The earliest references to blues date back to the 1890s and early 1900s. In 1912 black bandleader W.C. Handy’s composition “Memphis Blues” was released. It became quite popular, and thereafter many other Tin Pan Alley songs entitled blues started to appear.
Jefferson, Blind Lemon [Credit: Archive Photographs]The rural blues developed in three main regions, Georgia and the Carolinas, Texas, and Mississippi. The blues of Georgia and the Carolinas is noted for its clarity of enunciation and regularity of beat. Impacted by ragtime and white folk music, it is more melodic than the Mississippi and Texas styles.
The Texas blues is characterized by high, clear singing followed by supple guitar lines that consist usually of single -string picked arpeggios rather than strummed chords. Blind Lemon Jefferson was the most influential Texas bluesman. Mississippi Delta blues has been the most powerful and is the most intense of the three styles. Vocally, it truly is the most language-like, and the guitar accompaniment is percussive and rhythmic; a slide or bottleneck is regularly used. The Mississippi style is signified by Charley Patton, Eddie (“Son”) House, and Robert Johnson, among others.
Acoustic Blues Guitar Teacher Queensland 4380 Severnlea.
Rainey, Ma [Credit: Archive Photos]The first blues records were made in the 1920s by black women including Mamie Smith, Ma Rainey, Ida Cox, and Bessie Smith. These performers were mostly stage vocalists backed by jazz bands; their style is referred to as classic blues.
As millions of blacks left the South for the cities of the North the World Wars and the Great Depression caused the geographic dispersal of the blues. The blues became adapted to the more complex urban surroundings. Lyrics took up urban themes, and the blues ensemble developed as the solo bluesman was joined by a pianist or harmonica player and then by a rhythm section consisting of bass and drums. The electric guitar and the amplified harmonica created a driving sound of emotional and rhythmic intensity that was great.
Hooker, John Lee [Credit: Frank Driggs Collection/Hulton Archive/Getty Images]Among the cities in which the blues initially took root were Atlanta, Memphis, and St. Louis.
It was Chicago, nonetheless, that played the greatest role in the development of urban blues.

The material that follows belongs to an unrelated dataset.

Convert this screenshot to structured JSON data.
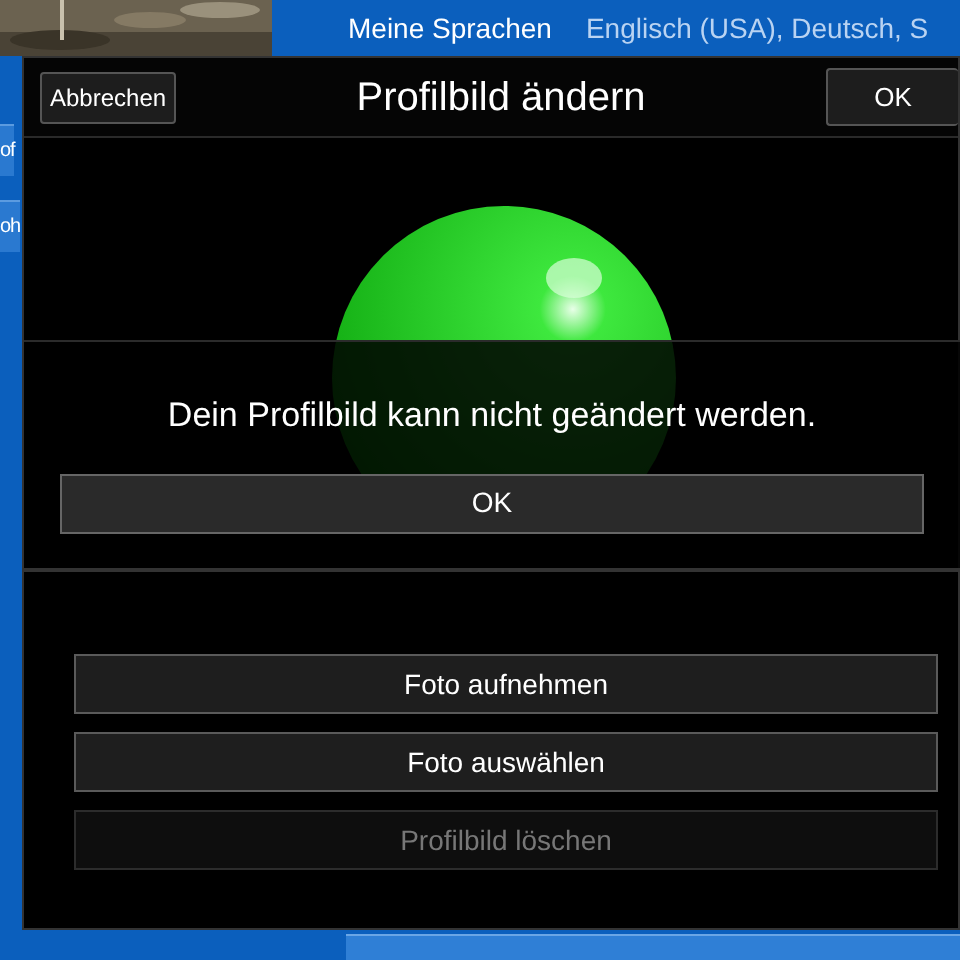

In the 1920s and ’30s Memphis Minnie, Tampa Red, Big Bill Broonzy, and John Lee (“Sonny Boy”) Williamson were popular Chicago performers. After World War II they were supplanted by a brand new generation of bluesmen that included Muddy Waters, Chester Arthur Burnett (Howlin’ Wolf), Elmore James, Little Walter Jacobs, Buddy Guy, and Koko Taylor.
The blues have influenced many other musical styles. Jazz and blues are closely linked; blues elements were employed by such seminal jazzmen as Jelly Roll Morton and Louis Armstrong in their music. Soul music and rhythm and blues also reveal forms and clear blues tonalities. The blues have had their biggest impact on rock music.
Rock singers such as Elvis Presley often used blues content. British rock musicians in the 1960s, especially the Rolling Stones, Eric Clapton, and John Mayall, were powerfully influenced by the blues, as were such American rock musicians as Mike Bloomfield, Paul Butterfield, and the Allman Brothers Band.
Acoustic Blues Guitar Teacher Queensland 4380 Severnlea